WHAT THIS TASK INVOLVES: Every record must be restated exactly. Drop the images.

RAW DATA:

* * * * *

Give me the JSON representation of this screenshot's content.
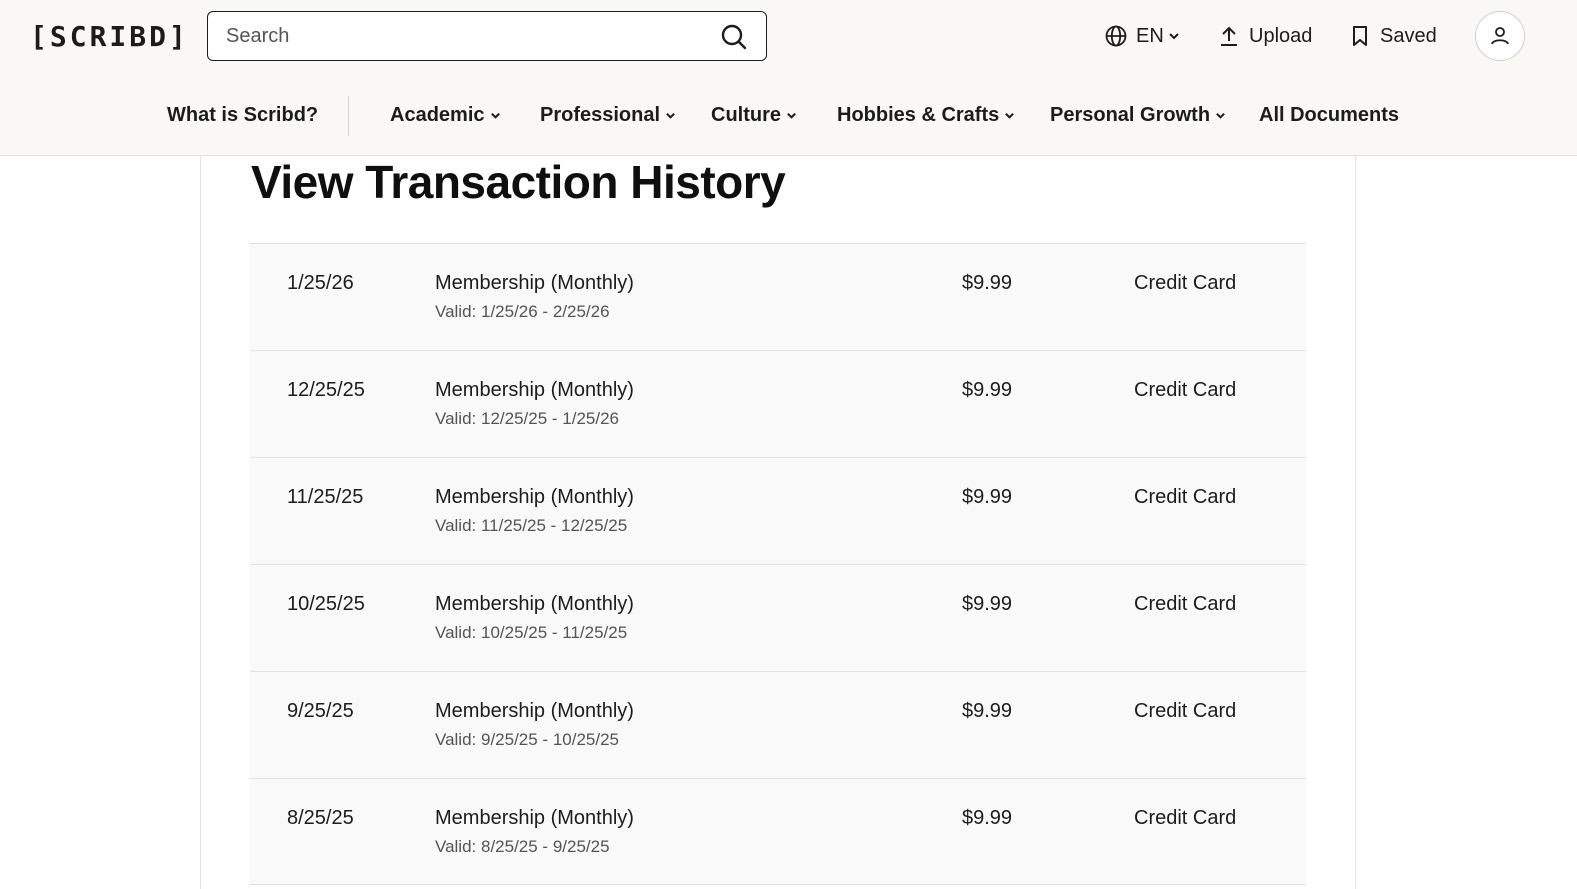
{
  "header": {
    "logo": "[SCRIBD]",
    "search": {
      "placeholder": "Search",
      "value": ""
    },
    "language": "EN",
    "upload_label": "Upload",
    "saved_label": "Saved"
  },
  "nav": {
    "items": [
      {
        "label": "What is Scribd?",
        "dropdown": false
      },
      {
        "label": "Academic",
        "dropdown": true
      },
      {
        "label": "Professional",
        "dropdown": true
      },
      {
        "label": "Culture",
        "dropdown": true
      },
      {
        "label": "Hobbies & Crafts",
        "dropdown": true
      },
      {
        "label": "Personal Growth",
        "dropdown": true
      },
      {
        "label": "All Documents",
        "dropdown": false
      }
    ]
  },
  "page": {
    "title": "View Transaction History"
  },
  "transactions": [
    {
      "date": "1/25/26",
      "description": "Membership (Monthly)",
      "valid": "Valid: 1/25/26 - 2/25/26",
      "amount": "$9.99",
      "method": "Credit Card"
    },
    {
      "date": "12/25/25",
      "description": "Membership (Monthly)",
      "valid": "Valid: 12/25/25 - 1/25/26",
      "amount": "$9.99",
      "method": "Credit Card"
    },
    {
      "date": "11/25/25",
      "description": "Membership (Monthly)",
      "valid": "Valid: 11/25/25 - 12/25/25",
      "amount": "$9.99",
      "method": "Credit Card"
    },
    {
      "date": "10/25/25",
      "description": "Membership (Monthly)",
      "valid": "Valid: 10/25/25 - 11/25/25",
      "amount": "$9.99",
      "method": "Credit Card"
    },
    {
      "date": "9/25/25",
      "description": "Membership (Monthly)",
      "valid": "Valid: 9/25/25 - 10/25/25",
      "amount": "$9.99",
      "method": "Credit Card"
    },
    {
      "date": "8/25/25",
      "description": "Membership (Monthly)",
      "valid": "Valid: 8/25/25 - 9/25/25",
      "amount": "$9.99",
      "method": "Credit Card"
    }
  ],
  "icons": {
    "search": "search-icon",
    "language": "globe-icon",
    "upload": "upload-icon",
    "saved": "bookmark-icon",
    "account": "user-icon",
    "dropdown": "chevron-down-icon"
  },
  "colors": {
    "header_bg": "#faf8f5",
    "row_bg": "#f9f9f9",
    "text": "#1c1c1c",
    "muted_text": "#545454"
  }
}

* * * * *

RESPONSE TO THE TASK:
Give me the JSON representation of this screenshot's content.
{
  "header": {
    "logo": "[SCRIBD]",
    "search": {
      "placeholder": "Search",
      "value": ""
    },
    "language": "EN",
    "upload_label": "Upload",
    "saved_label": "Saved"
  },
  "nav": {
    "items": [
      {
        "label": "What is Scribd?",
        "dropdown": false
      },
      {
        "label": "Academic",
        "dropdown": true
      },
      {
        "label": "Professional",
        "dropdown": true
      },
      {
        "label": "Culture",
        "dropdown": true
      },
      {
        "label": "Hobbies & Crafts",
        "dropdown": true
      },
      {
        "label": "Personal Growth",
        "dropdown": true
      },
      {
        "label": "All Documents",
        "dropdown": false
      }
    ]
  },
  "page": {
    "title": "View Transaction History"
  },
  "transactions": [
    {
      "date": "1/25/26",
      "description": "Membership (Monthly)",
      "valid": "Valid: 1/25/26 - 2/25/26",
      "amount": "$9.99",
      "method": "Credit Card"
    },
    {
      "date": "12/25/25",
      "description": "Membership (Monthly)",
      "valid": "Valid: 12/25/25 - 1/25/26",
      "amount": "$9.99",
      "method": "Credit Card"
    },
    {
      "date": "11/25/25",
      "description": "Membership (Monthly)",
      "valid": "Valid: 11/25/25 - 12/25/25",
      "amount": "$9.99",
      "method": "Credit Card"
    },
    {
      "date": "10/25/25",
      "description": "Membership (Monthly)",
      "valid": "Valid: 10/25/25 - 11/25/25",
      "amount": "$9.99",
      "method": "Credit Card"
    },
    {
      "date": "9/25/25",
      "description": "Membership (Monthly)",
      "valid": "Valid: 9/25/25 - 10/25/25",
      "amount": "$9.99",
      "method": "Credit Card"
    },
    {
      "date": "8/25/25",
      "description": "Membership (Monthly)",
      "valid": "Valid: 8/25/25 - 9/25/25",
      "amount": "$9.99",
      "method": "Credit Card"
    }
  ],
  "icons": {
    "search": "search-icon",
    "language": "globe-icon",
    "upload": "upload-icon",
    "saved": "bookmark-icon",
    "account": "user-icon",
    "dropdown": "chevron-down-icon"
  },
  "colors": {
    "header_bg": "#faf8f5",
    "row_bg": "#f9f9f9",
    "text": "#1c1c1c",
    "muted_text": "#545454"
  }
}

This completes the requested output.